Throughout its more than 100-year history the Norwegian Nobel Committee has been no stranger to controversy, as this year with its attribution of the Nobel Peace Prize to US President Barack Obama.
The October 9 announcement stunned the world, and the laureate himself.
Many observers were quick to call Obama's prize "premature," and the US leader's decision, just nine days before the glitzy Peace Prize ceremony in Oslo on Thursday, to send 30,000 additional troops to the US-led war in Afghanistan has renewed questions about his worthiness of the accolade.
But while this year's choice sent a gasp through the Nobel Institute's halls -- and almost gave the defribrillator that stands next to the committee's meeting room its baptism of fire -- it is no more shocking than some of the omissions and scandals that have shadowed the Nobel Peace Prize since it was first awarded in 1901.
"The first controversy arose in 1906 with Theodore Roosevelt," recalled Asle Sveen, co-author of a book on the Nobel Peace Prize.
The US president, whose "Big Stick Policy" paired diplomatic talks with a strong military menace, was considered more of a war-monger than a peacemaker by many historians.
In 1919, the Nobel went to one of Roosevelt's successors, Thomas Woodrow Wilson, despite a committee member's threats to resign over his outrage at the Versailles Treaty, which Wilson was instrumental in shaping and left Germany humiliated, paving the way for World War II.
In 1935, an anti-Nazi militant jailed by Hitler's regime, Carl von Ossietzky, was honoured with the prize.
That choice caused two Nobel committee members to withdraw from their positions.
The then-foreign minister and one of his predecessors left their seats before the decision was officially taken in order to not give Reich officials the impression the Norwegian government was associated with the choice.
"Hitler was furious and banned all Germans from receiving the award. To not infuriate the Fuehrer even more, the king did not attend the official ceremony," explained Sveen.
According to Geir Lundestad, the current committee secretary, that award was "probably the most controversial of all, but perhaps also the most remarkable."
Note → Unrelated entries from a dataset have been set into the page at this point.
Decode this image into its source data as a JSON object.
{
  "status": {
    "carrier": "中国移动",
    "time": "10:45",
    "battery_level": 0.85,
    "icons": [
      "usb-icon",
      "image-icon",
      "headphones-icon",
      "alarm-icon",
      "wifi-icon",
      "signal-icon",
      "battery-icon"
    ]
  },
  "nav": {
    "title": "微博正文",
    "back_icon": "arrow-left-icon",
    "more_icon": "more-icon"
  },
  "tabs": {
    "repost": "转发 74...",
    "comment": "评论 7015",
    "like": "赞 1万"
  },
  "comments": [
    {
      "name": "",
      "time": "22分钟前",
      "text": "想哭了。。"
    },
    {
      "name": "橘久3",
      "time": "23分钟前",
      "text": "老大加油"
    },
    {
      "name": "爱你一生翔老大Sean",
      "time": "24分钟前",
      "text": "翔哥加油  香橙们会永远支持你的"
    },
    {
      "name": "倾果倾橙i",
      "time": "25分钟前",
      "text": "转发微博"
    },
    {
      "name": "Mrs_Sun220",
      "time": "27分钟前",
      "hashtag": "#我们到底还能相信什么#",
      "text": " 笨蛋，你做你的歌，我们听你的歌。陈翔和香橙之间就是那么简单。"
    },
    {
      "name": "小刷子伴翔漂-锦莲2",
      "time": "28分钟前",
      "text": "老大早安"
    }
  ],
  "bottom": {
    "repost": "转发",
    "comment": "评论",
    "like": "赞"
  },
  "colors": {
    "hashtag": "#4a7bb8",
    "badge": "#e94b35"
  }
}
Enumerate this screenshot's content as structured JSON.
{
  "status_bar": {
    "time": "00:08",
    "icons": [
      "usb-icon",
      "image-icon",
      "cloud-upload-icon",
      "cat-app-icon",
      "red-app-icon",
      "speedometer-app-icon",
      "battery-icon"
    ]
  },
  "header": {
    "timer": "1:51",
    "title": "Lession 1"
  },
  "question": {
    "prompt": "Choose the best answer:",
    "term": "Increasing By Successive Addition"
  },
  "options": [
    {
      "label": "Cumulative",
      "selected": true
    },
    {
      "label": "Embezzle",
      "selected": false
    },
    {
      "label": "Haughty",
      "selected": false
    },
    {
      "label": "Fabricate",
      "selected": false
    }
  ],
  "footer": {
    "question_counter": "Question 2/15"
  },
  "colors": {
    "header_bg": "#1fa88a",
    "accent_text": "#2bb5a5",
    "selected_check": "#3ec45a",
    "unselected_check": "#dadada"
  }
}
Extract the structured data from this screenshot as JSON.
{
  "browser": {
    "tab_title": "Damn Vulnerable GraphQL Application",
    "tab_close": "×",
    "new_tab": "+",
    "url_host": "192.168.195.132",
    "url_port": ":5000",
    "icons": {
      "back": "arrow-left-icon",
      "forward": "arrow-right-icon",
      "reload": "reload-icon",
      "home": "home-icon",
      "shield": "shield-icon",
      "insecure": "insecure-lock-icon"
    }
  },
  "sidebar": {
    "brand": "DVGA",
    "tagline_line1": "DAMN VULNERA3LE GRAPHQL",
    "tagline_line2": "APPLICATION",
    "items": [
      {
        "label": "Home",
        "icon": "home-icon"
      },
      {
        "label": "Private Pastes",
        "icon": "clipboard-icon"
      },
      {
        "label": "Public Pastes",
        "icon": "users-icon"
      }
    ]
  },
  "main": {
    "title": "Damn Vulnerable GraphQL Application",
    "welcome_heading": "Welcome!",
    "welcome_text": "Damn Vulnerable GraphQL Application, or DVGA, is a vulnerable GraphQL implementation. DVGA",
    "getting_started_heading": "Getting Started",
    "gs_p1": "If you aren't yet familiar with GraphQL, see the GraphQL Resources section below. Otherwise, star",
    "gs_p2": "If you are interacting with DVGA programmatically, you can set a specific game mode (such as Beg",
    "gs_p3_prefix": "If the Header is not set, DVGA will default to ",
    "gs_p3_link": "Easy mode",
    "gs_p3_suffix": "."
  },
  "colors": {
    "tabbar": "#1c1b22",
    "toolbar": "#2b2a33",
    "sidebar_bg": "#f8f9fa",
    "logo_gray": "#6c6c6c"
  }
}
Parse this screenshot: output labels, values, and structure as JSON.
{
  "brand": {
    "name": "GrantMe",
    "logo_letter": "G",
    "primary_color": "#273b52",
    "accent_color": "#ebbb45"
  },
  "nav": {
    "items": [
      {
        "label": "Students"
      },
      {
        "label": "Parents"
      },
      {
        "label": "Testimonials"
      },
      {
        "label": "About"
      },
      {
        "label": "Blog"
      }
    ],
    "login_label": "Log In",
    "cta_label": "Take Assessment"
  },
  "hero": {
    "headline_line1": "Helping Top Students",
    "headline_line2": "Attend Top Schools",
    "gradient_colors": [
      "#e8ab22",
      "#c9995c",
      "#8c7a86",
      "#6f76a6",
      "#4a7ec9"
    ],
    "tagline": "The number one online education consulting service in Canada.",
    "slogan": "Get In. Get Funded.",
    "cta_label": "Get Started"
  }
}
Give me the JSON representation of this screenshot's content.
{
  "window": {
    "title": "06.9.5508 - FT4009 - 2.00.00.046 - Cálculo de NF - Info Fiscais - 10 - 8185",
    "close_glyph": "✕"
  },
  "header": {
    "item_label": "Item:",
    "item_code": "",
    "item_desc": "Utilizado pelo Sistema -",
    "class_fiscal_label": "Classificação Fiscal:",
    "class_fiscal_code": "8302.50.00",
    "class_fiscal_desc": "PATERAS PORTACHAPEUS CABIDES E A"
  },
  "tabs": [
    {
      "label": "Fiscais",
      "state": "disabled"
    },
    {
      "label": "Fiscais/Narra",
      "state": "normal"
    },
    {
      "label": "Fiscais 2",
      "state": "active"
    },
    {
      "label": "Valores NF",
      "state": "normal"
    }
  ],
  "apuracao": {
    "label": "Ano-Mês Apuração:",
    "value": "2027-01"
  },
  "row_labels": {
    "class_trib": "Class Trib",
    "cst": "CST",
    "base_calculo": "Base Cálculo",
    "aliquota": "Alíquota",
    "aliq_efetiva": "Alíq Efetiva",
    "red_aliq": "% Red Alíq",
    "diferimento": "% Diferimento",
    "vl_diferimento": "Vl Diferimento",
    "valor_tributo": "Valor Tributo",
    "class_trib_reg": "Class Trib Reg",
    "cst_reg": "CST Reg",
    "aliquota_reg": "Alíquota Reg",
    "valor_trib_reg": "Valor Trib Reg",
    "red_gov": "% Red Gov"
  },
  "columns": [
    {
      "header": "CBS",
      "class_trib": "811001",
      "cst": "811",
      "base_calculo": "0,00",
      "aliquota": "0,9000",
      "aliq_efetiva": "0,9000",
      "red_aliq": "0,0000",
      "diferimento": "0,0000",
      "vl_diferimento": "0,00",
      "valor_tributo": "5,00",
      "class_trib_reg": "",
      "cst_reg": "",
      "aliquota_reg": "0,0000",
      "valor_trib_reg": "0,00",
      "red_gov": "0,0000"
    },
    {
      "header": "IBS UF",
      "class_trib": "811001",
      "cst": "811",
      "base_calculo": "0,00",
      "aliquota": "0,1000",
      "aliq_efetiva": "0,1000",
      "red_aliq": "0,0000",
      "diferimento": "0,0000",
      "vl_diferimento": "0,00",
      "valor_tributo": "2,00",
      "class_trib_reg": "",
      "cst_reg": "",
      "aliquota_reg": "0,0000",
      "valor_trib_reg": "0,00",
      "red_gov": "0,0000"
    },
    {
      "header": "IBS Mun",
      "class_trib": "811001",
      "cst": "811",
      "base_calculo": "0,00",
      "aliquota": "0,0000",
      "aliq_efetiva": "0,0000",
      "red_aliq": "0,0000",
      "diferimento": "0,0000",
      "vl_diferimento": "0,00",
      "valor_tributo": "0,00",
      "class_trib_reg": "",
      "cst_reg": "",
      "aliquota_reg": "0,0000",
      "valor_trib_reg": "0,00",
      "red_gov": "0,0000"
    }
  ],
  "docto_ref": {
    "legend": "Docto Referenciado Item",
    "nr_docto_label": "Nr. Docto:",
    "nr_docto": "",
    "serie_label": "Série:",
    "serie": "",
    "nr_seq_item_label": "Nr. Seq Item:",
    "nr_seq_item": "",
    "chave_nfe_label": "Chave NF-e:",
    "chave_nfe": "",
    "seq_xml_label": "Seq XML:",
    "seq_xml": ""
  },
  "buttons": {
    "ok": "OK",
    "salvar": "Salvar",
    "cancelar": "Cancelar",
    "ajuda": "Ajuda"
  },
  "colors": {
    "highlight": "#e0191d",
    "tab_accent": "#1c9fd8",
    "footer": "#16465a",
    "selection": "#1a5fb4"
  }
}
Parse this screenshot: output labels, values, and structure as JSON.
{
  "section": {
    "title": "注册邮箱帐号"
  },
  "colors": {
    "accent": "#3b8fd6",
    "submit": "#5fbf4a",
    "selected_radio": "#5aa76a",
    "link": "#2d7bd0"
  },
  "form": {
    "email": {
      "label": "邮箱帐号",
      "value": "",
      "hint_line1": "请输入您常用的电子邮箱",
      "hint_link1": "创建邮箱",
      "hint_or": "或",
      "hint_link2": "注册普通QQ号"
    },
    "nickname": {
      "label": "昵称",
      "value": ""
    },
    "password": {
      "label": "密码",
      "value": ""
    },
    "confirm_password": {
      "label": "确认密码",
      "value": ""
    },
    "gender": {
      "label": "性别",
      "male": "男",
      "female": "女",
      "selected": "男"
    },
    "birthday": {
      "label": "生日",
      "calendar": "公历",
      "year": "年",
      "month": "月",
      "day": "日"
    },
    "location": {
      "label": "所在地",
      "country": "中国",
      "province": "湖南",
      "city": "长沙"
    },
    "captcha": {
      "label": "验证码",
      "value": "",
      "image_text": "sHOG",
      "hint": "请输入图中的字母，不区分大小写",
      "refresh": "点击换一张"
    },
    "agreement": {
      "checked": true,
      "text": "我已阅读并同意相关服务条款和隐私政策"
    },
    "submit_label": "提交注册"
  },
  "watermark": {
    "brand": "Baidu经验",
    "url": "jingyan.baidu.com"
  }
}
"A controversial choice doesn't necessarily mean a bad choice," he told AFP.
Sometimes the committee proved as controversial in its omissions as in its choices.
Lundestad said the committee's overlooking of Gandhi was "its greatest sin, by omission."
"He was the greatest peace figure of the 20th century and it is obviously unfortunate that he never got the Nobel," he explained.
The committee considered making him the laureate in 1948, the year of his assassination, but it gave up the idea because it couldn't bring itself to hand out the award posthumously.
The 1973 award, attributed to Vietnamese revolutionary Le Duc Tho and US secretary of state Henry Kissinger for their ceasefire efforts in the Vietnam War, was dubbed "The Nobel War Prize" by the New York Times.
The Vietnamese leader, who had at the time already started planning the 1975 general military offensive, declined the prize, the only laureate ever to do so.
Kissinger did not make the trip to Oslo for fear of violent protests.
"The committee was hoping to encourage a peace process but it turned out to be a total fiasco," Sveen said.
Two committee members resigned. Kissinger offered, in vain, to give back the award.
The choice the following year also gave place to controversy, when Japanese Prime Minister Eisaku Sato was honoured for his alleged efforts against nuclear proliferation.
But Sato was in favour of the American nuclear umbrella, and in reality considered Japanese opposition to nuclear arms "nonsense," according to documents subsequently declassified.
In 1994, the prize recognised the Israeli-Palestinian peace accords agreed in Oslo the previous year.
Again, a committee member resigned to protest the recognition of Palestinian leader Yasser Arafat, then considered by many a terrorist, alongside Israel's Shimon Peres and Yitzhak Rabin.
"Obama certainly isn't as controversial as all of those previous laureates, but the prize does have a polemic aspect that the president's future track record could either muffle or emphasize," Sveen concluded.
But for the moment, a majority of Americans do not feel their president deserves the prize.
According to a survey published in USA Today in October, 61 percent of Americans feel Obama, who is also commander-in-chief of US troops, did not merit the Nobel Peace Prize.
But as Lundestad put it: "You know, even when the committee agreed on someone seemingly as consensual as Mother Teresa (in 1979), there were many critics."